For the past seven years, Sephora has been an EPA Green Power Partner and has powered all of it’s US stores, distribution centers, and corporate offices with 100% renewable energy. 

In 2018, they purchased 23.7 million kWh of renewable energy –a whopping increase of 80% from 2017. Which is enough energy to power one house with clean energy for 2300 years.

According to Sephora’s CEO, Chris de Lapuente, “We aspire to be the most loved beauty community in the world, and as a part of this, Sephora, has a responsibility as an industry leader to help benchmark exemplary environmental performance. New Technologies, equipment, and eco-friendly materials are being introduced all the time and impact every aspect of our business– architecture, store operations, logistics, and products.”


Corporate Ethics 3/5 
Diversity 4/5 
Job Quality 3/5 

In their continued crusade to prioritize diversity and inclusion within the workplace, Sephora has partnered with community organizations and advocacy groups and offers a 9-week training program in their US distribution centres to create an accessible working environment for those with disabilities. At the end of each training course, the graduates are offered full-time employment with benefits and equal pay and are held to the same standard as their co-workers. At Sephora’s Mississippi Distribution Center, 30 percent of the workforce have a disability.

“Employing individuals with disabilities has proven to be more meaningful than any of us ever imagined. Our employees with disabilities are truly fearless and have inspired us to focus first on our abilities and I will forever be grateful to them.” Tucker Morgan, GM of the Sephora Las Vegas distribution centre

Sephora has drummed up a bit of controversy over the years from multiple claims of discrimination in their stores.
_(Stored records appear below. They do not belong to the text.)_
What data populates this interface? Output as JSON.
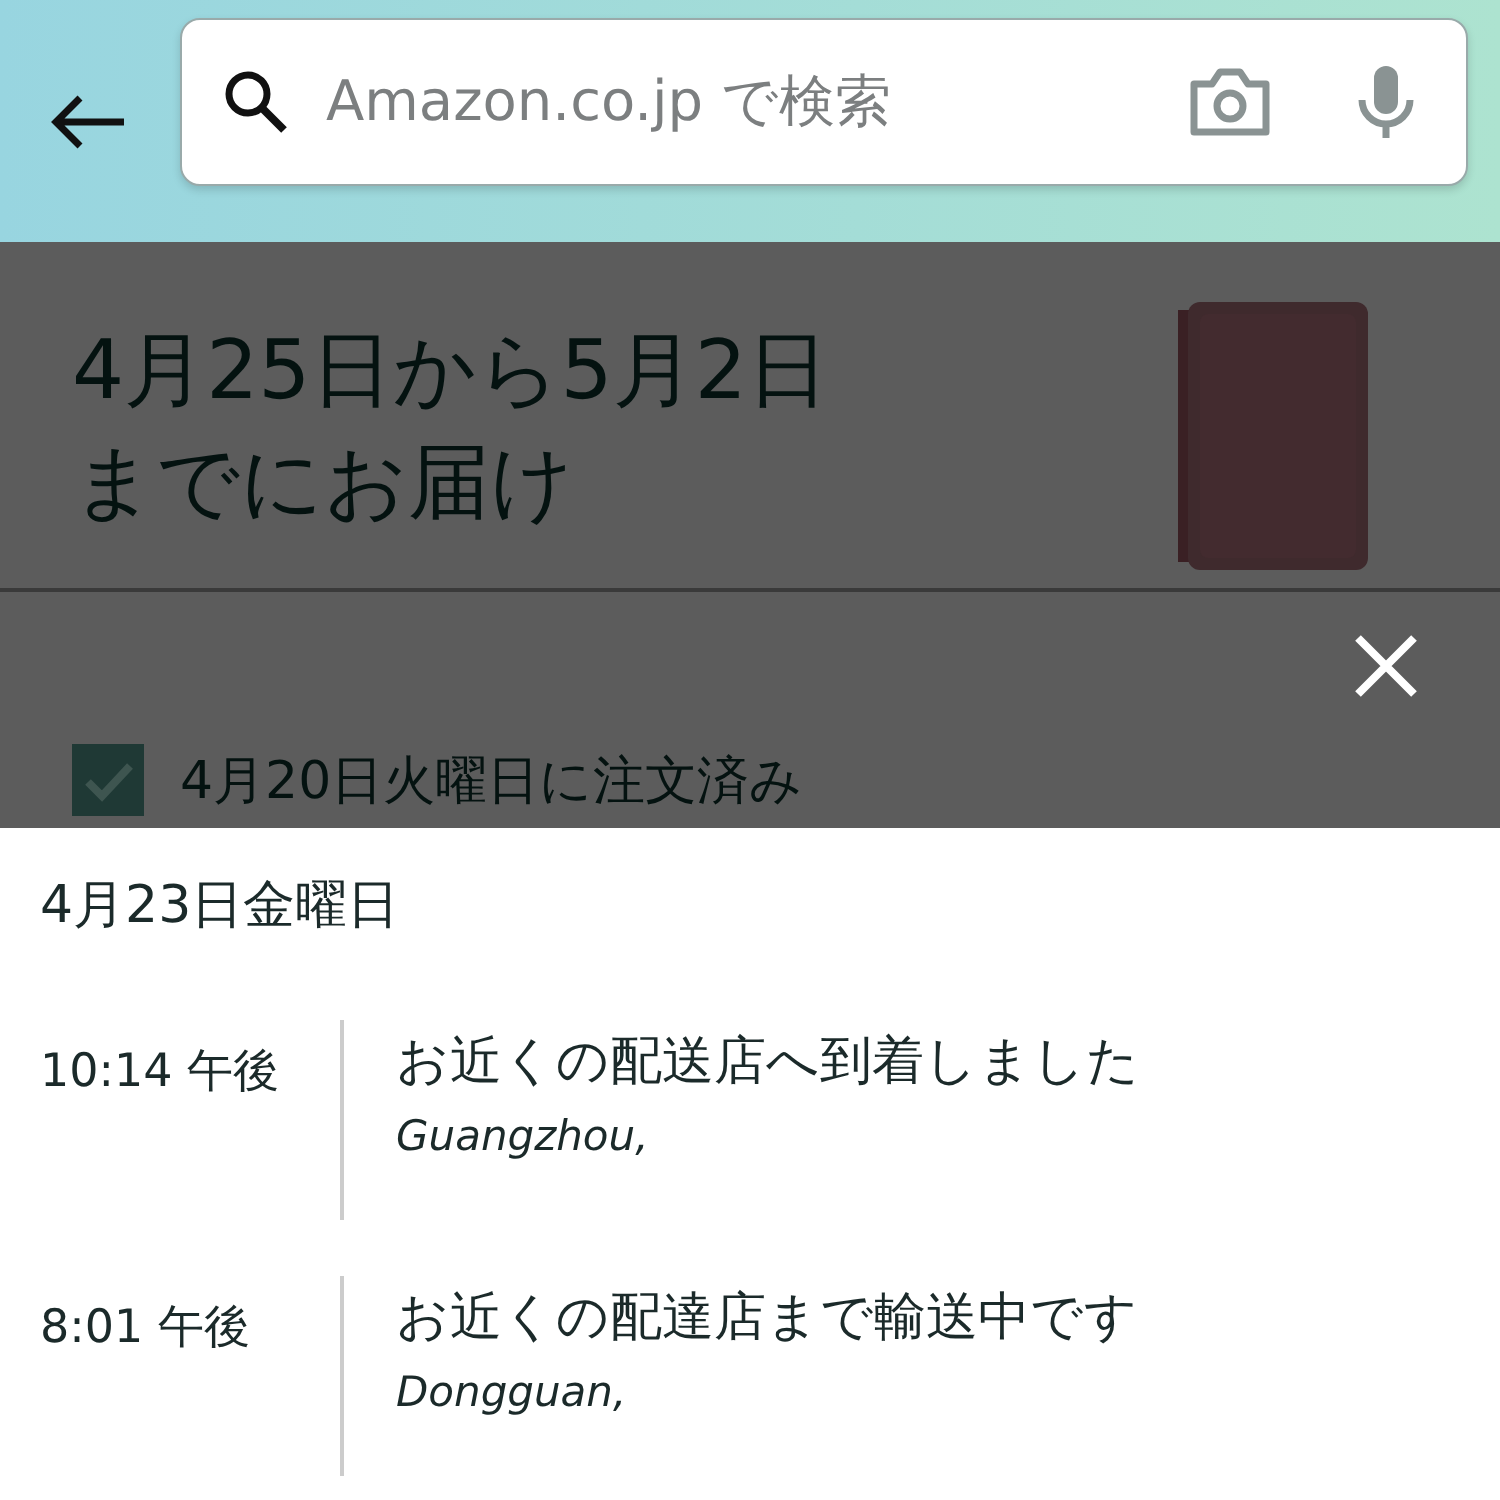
{
  "search": {
    "placeholder": "Amazon.co.jp で検索"
  },
  "delivery": {
    "headline": "4月25日から5月2日までにお届け"
  },
  "ordered_step": {
    "label": "4月20日火曜日に注文済み",
    "checked": true
  },
  "tracking": {
    "date": "4月23日金曜日",
    "events": [
      {
        "time": "10:14",
        "period": "午後",
        "status": "お近くの配送店へ到着しました",
        "location": "Guangzhou,"
      },
      {
        "time": "8:01",
        "period": "午後",
        "status": "お近くの配達店まで輸送中です",
        "location": "Dongguan,"
      }
    ]
  }
}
Recording artist, SZA –who was once an employee at a Sephora in California– went on Twitter proclaiming that while visiting a different Sephora location, employees called security on her under the assumption she was stealing.

In 2014, Sephora was hit with a class action lawsuit brought about by four women of Chinese descent claiming that the brand discriminated against them, and thousands of others, based on their Asian surnames. The lawsuit stated that Sephora shutdown their Beauty Insider accounts and blocked access to the Sephora website to those with Asian surnames, or emails from Chinese domains under the suspicion that they were taking advantage of a sale to buy up products in bulk only to resell them for a profit.  The plaintiffs for the case were longtime Sephora shoppers –whose makeup purchases were compact at best– and are all based in the US. In 2017 the claim was settled and granted approval by the courts. 
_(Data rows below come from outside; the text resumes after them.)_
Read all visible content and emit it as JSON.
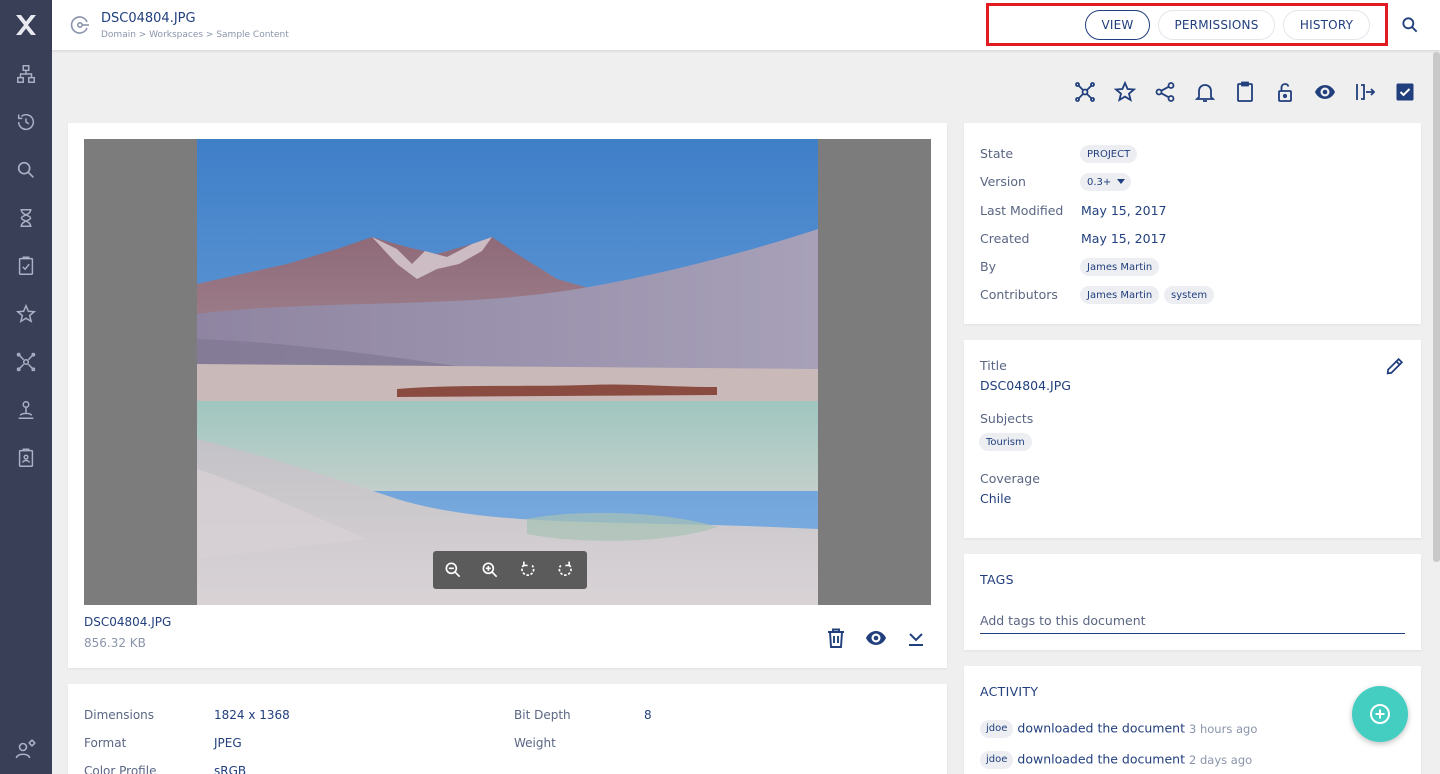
{
  "header": {
    "title": "DSC04804.JPG",
    "breadcrumb": "Domain > Workspaces > Sample Content",
    "tabs": [
      {
        "label": "VIEW",
        "active": true
      },
      {
        "label": "PERMISSIONS",
        "active": false
      },
      {
        "label": "HISTORY",
        "active": false
      }
    ]
  },
  "sidebar": {
    "items": [
      "browse-icon",
      "history-icon",
      "search-icon",
      "hourglass-icon",
      "tasks-icon",
      "favorites-icon",
      "collections-icon",
      "lock-icon",
      "clipboard-icon"
    ],
    "bottom": "user-settings-icon"
  },
  "toolbar": {
    "icons": [
      "add-to-collection-icon",
      "favorite-icon",
      "share-icon",
      "notify-icon",
      "clipboard-icon",
      "lock-icon",
      "preview-icon",
      "publish-icon",
      "select-icon"
    ]
  },
  "file": {
    "name": "DSC04804.JPG",
    "size": "856.32 KB"
  },
  "metadata": {
    "state_label": "State",
    "state_value": "PROJECT",
    "version_label": "Version",
    "version_value": "0.3+",
    "last_modified_label": "Last Modified",
    "last_modified_value": "May 15, 2017",
    "created_label": "Created",
    "created_value": "May 15, 2017",
    "by_label": "By",
    "by_value": "James Martin",
    "contributors_label": "Contributors",
    "contributors": [
      "James Martin",
      "system"
    ]
  },
  "info": {
    "title_label": "Title",
    "title_value": "DSC04804.JPG",
    "subjects_label": "Subjects",
    "subjects": [
      "Tourism"
    ],
    "coverage_label": "Coverage",
    "coverage_value": "Chile"
  },
  "tags": {
    "heading": "TAGS",
    "placeholder": "Add tags to this document"
  },
  "activity": {
    "heading": "ACTIVITY",
    "items": [
      {
        "user": "jdoe",
        "action": "downloaded the document",
        "time": "3 hours ago"
      },
      {
        "user": "jdoe",
        "action": "downloaded the document",
        "time": "2 days ago"
      }
    ]
  },
  "properties": {
    "dimensions_label": "Dimensions",
    "dimensions_value": "1824 x 1368",
    "format_label": "Format",
    "format_value": "JPEG",
    "color_profile_label": "Color Profile",
    "color_profile_value": "sRGB",
    "bit_depth_label": "Bit Depth",
    "bit_depth_value": "8",
    "weight_label": "Weight"
  },
  "colors": {
    "sidebar": "#3a3f58",
    "primary": "#213f7d",
    "accent": "#43cec1",
    "highlight_border": "#e01b22"
  }
}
Taken from the Racial Bias in Retail Report

To keep themselves corporately accountable to upholding the results of their Racial Bias in Retail Report, and in an attempt to avoid further public floggings for discrimination, Sephora will be sharing their progress bi-annually in their Diversity and Inclusion section of their site and has mandatory anti-racism and diversity training for all employees. 

In 2021, it is the bare minimum that companies like Sephora not only invest in diversity and inclusivity on their home-front, but use their influence to create actionable impact to reform the beauty industry.